[Web page and app entries]
####################

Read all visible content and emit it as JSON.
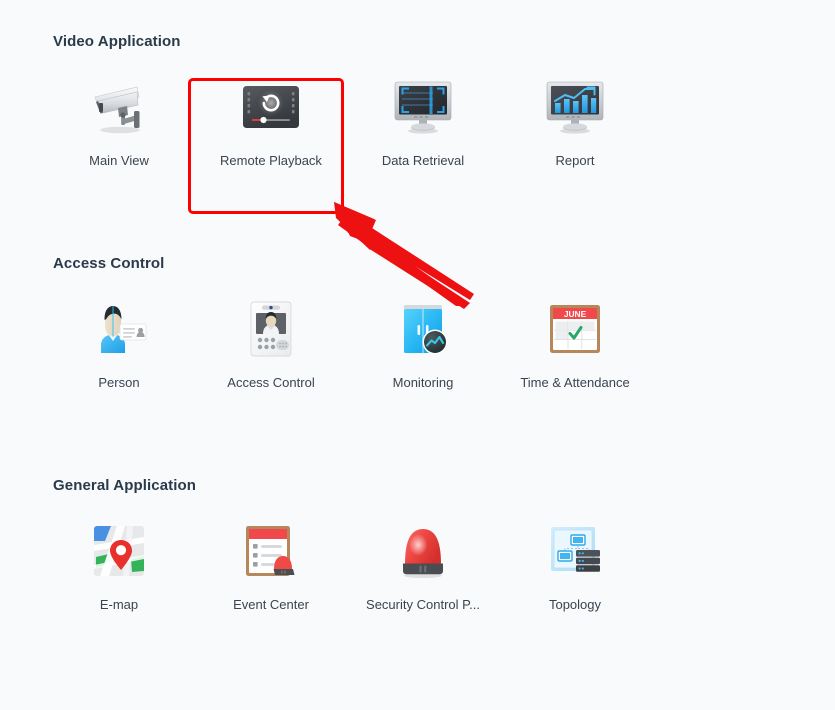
{
  "page": {
    "background_color": "#f8fafc",
    "heading_color": "#2b3a4a",
    "label_color": "#3a4450",
    "highlight_color": "#ff0000"
  },
  "sections": [
    {
      "id": "video-application",
      "title": "Video Application",
      "items": [
        {
          "id": "main-view",
          "label": "Main View",
          "icon": "security-camera-icon"
        },
        {
          "id": "remote-playback",
          "label": "Remote Playback",
          "icon": "playback-screen-icon"
        },
        {
          "id": "data-retrieval",
          "label": "Data Retrieval",
          "icon": "monitor-search-icon"
        },
        {
          "id": "report",
          "label": "Report",
          "icon": "monitor-chart-icon"
        }
      ]
    },
    {
      "id": "access-control",
      "title": "Access Control",
      "items": [
        {
          "id": "person",
          "label": "Person",
          "icon": "person-card-icon"
        },
        {
          "id": "access-control",
          "label": "Access Control",
          "icon": "access-terminal-icon"
        },
        {
          "id": "monitoring",
          "label": "Monitoring",
          "icon": "door-monitoring-icon"
        },
        {
          "id": "time-attendance",
          "label": "Time & Attendance",
          "icon": "calendar-check-icon"
        }
      ]
    },
    {
      "id": "general-application",
      "title": "General Application",
      "items": [
        {
          "id": "e-map",
          "label": "E-map",
          "icon": "map-pin-icon"
        },
        {
          "id": "event-center",
          "label": "Event Center",
          "icon": "event-alarm-icon"
        },
        {
          "id": "security-control-panel",
          "label": "Security Control P...",
          "icon": "alarm-beacon-icon"
        },
        {
          "id": "topology",
          "label": "Topology",
          "icon": "network-topology-icon"
        }
      ]
    }
  ],
  "annotations": {
    "highlight": {
      "target": "remote-playback",
      "color": "#ff0000"
    },
    "arrow": {
      "points_to": "remote-playback",
      "color": "#ff0000"
    }
  },
  "calendar_icon": {
    "month_label": "JUNE"
  }
}
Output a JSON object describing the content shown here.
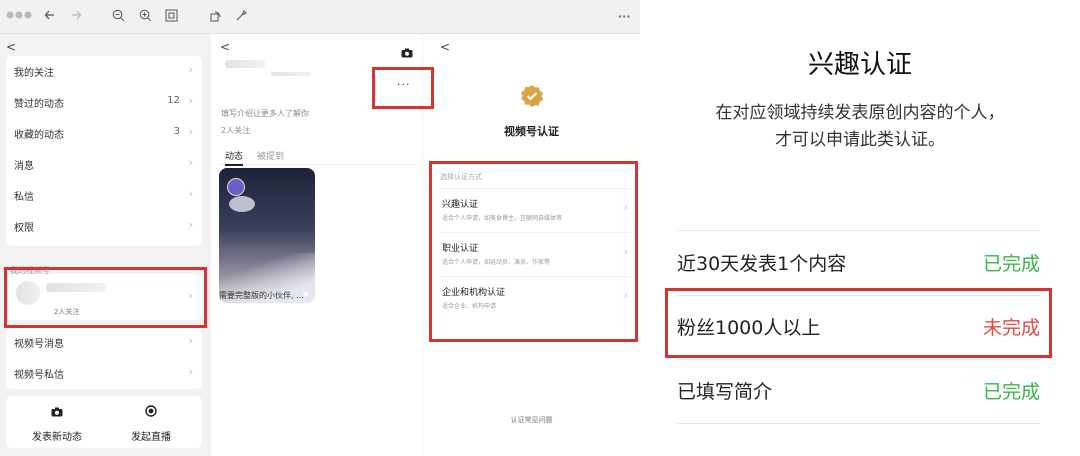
{
  "colors": {
    "highlight": "#d63334",
    "complete": "#3ab54a",
    "incomplete": "#e04a47",
    "badge_gold": "#d9a441"
  },
  "toolbar": {
    "icons": [
      "window-controls",
      "back-icon",
      "forward-icon",
      "zoom-out-icon",
      "zoom-in-icon",
      "fit-icon",
      "rotate-icon",
      "tools-icon",
      "more-icon"
    ],
    "more": "···"
  },
  "profile_panel": {
    "back": "<",
    "items": [
      {
        "label": "我的关注",
        "count": ""
      },
      {
        "label": "赞过的动态",
        "count": "12"
      },
      {
        "label": "收藏的动态",
        "count": "3"
      },
      {
        "label": "消息",
        "count": ""
      },
      {
        "label": "私信",
        "count": ""
      },
      {
        "label": "权限",
        "count": ""
      }
    ],
    "section_label": "我的视频号",
    "channel_followers": "2人关注",
    "channel_items": [
      {
        "label": "视频号消息"
      },
      {
        "label": "视频号私信"
      }
    ],
    "actions": [
      {
        "label": "发表新动态",
        "icon": "camera-icon"
      },
      {
        "label": "发起直播",
        "icon": "live-icon"
      }
    ]
  },
  "channel_panel": {
    "back": "<",
    "more": "···",
    "intro": "填写介绍让更多人了解你",
    "followers": "2人关注",
    "tabs": [
      "动态",
      "被提到"
    ],
    "video_caption": "需要完整版的小伙伴, ..."
  },
  "verify_panel": {
    "back": "<",
    "title": "视频号认证",
    "hint": "选择认证方式",
    "options": [
      {
        "title": "兴趣认证",
        "desc": "适合个人申请，如美食博主、互联网自媒体等"
      },
      {
        "title": "职业认证",
        "desc": "适合个人申请，如运动员、演员、作家等"
      },
      {
        "title": "企业和机构认证",
        "desc": "适合企业、机构申请"
      }
    ],
    "faq": "认证常见问题"
  },
  "interest_verification": {
    "title": "兴趣认证",
    "description": [
      "在对应领域持续发表原创内容的个人，",
      "才可以申请此类认证。"
    ],
    "requirements": [
      {
        "label": "近30天发表1个内容",
        "status": "已完成",
        "done": true
      },
      {
        "label": "粉丝1000人以上",
        "status": "未完成",
        "done": false
      },
      {
        "label": "已填写简介",
        "status": "已完成",
        "done": true
      }
    ]
  }
}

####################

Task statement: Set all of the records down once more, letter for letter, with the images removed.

Solution to the problem:
Read all visible content and emit it as JSON.
{
  "page": {
    "background_color": "#f8fafc",
    "heading_color": "#2b3a4a",
    "label_color": "#3a4450",
    "highlight_color": "#ff0000"
  },
  "sections": [
    {
      "id": "video-application",
      "title": "Video Application",
      "items": [
        {
          "id": "main-view",
          "label": "Main View",
          "icon": "security-camera-icon"
        },
        {
          "id": "remote-playback",
          "label": "Remote Playback",
          "icon": "playback-screen-icon"
        },
        {
          "id": "data-retrieval",
          "label": "Data Retrieval",
          "icon": "monitor-search-icon"
        },
        {
          "id": "report",
          "label": "Report",
          "icon": "monitor-chart-icon"
        }
      ]
    },
    {
      "id": "access-control",
      "title": "Access Control",
      "items": [
        {
          "id": "person",
          "label": "Person",
          "icon": "person-card-icon"
        },
        {
          "id": "access-control",
          "label": "Access Control",
          "icon": "access-terminal-icon"
        },
        {
          "id": "monitoring",
          "label": "Monitoring",
          "icon": "door-monitoring-icon"
        },
        {
          "id": "time-attendance",
          "label": "Time & Attendance",
          "icon": "calendar-check-icon"
        }
      ]
    },
    {
      "id": "general-application",
      "title": "General Application",
      "items": [
        {
          "id": "e-map",
          "label": "E-map",
          "icon": "map-pin-icon"
        },
        {
          "id": "event-center",
          "label": "Event Center",
          "icon": "event-alarm-icon"
        },
        {
          "id": "security-control-panel",
          "label": "Security Control P...",
          "icon": "alarm-beacon-icon"
        },
        {
          "id": "topology",
          "label": "Topology",
          "icon": "network-topology-icon"
        }
      ]
    }
  ],
  "annotations": {
    "highlight": {
      "target": "remote-playback",
      "color": "#ff0000"
    },
    "arrow": {
      "points_to": "remote-playback",
      "color": "#ff0000"
    }
  },
  "calendar_icon": {
    "month_label": "JUNE"
  }
}
Output a JSON object describing the content shown here.
{
  "colors": {
    "highlight": "#d63334",
    "complete": "#3ab54a",
    "incomplete": "#e04a47",
    "badge_gold": "#d9a441"
  },
  "toolbar": {
    "icons": [
      "window-controls",
      "back-icon",
      "forward-icon",
      "zoom-out-icon",
      "zoom-in-icon",
      "fit-icon",
      "rotate-icon",
      "tools-icon",
      "more-icon"
    ],
    "more": "···"
  },
  "profile_panel": {
    "back": "<",
    "items": [
      {
        "label": "我的关注",
        "count": ""
      },
      {
        "label": "赞过的动态",
        "count": "12"
      },
      {
        "label": "收藏的动态",
        "count": "3"
      },
      {
        "label": "消息",
        "count": ""
      },
      {
        "label": "私信",
        "count": ""
      },
      {
        "label": "权限",
        "count": ""
      }
    ],
    "section_label": "我的视频号",
    "channel_followers": "2人关注",
    "channel_items": [
      {
        "label": "视频号消息"
      },
      {
        "label": "视频号私信"
      }
    ],
    "actions": [
      {
        "label": "发表新动态",
        "icon": "camera-icon"
      },
      {
        "label": "发起直播",
        "icon": "live-icon"
      }
    ]
  },
  "channel_panel": {
    "back": "<",
    "more": "···",
    "intro": "填写介绍让更多人了解你",
    "followers": "2人关注",
    "tabs": [
      "动态",
      "被提到"
    ],
    "video_caption": "需要完整版的小伙伴, ..."
  },
  "verify_panel": {
    "back": "<",
    "title": "视频号认证",
    "hint": "选择认证方式",
    "options": [
      {
        "title": "兴趣认证",
        "desc": "适合个人申请，如美食博主、互联网自媒体等"
      },
      {
        "title": "职业认证",
        "desc": "适合个人申请，如运动员、演员、作家等"
      },
      {
        "title": "企业和机构认证",
        "desc": "适合企业、机构申请"
      }
    ],
    "faq": "认证常见问题"
  },
  "interest_verification": {
    "title": "兴趣认证",
    "description": [
      "在对应领域持续发表原创内容的个人，",
      "才可以申请此类认证。"
    ],
    "requirements": [
      {
        "label": "近30天发表1个内容",
        "status": "已完成",
        "done": true
      },
      {
        "label": "粉丝1000人以上",
        "status": "未完成",
        "done": false
      },
      {
        "label": "已填写简介",
        "status": "已完成",
        "done": true
      }
    ]
  }
}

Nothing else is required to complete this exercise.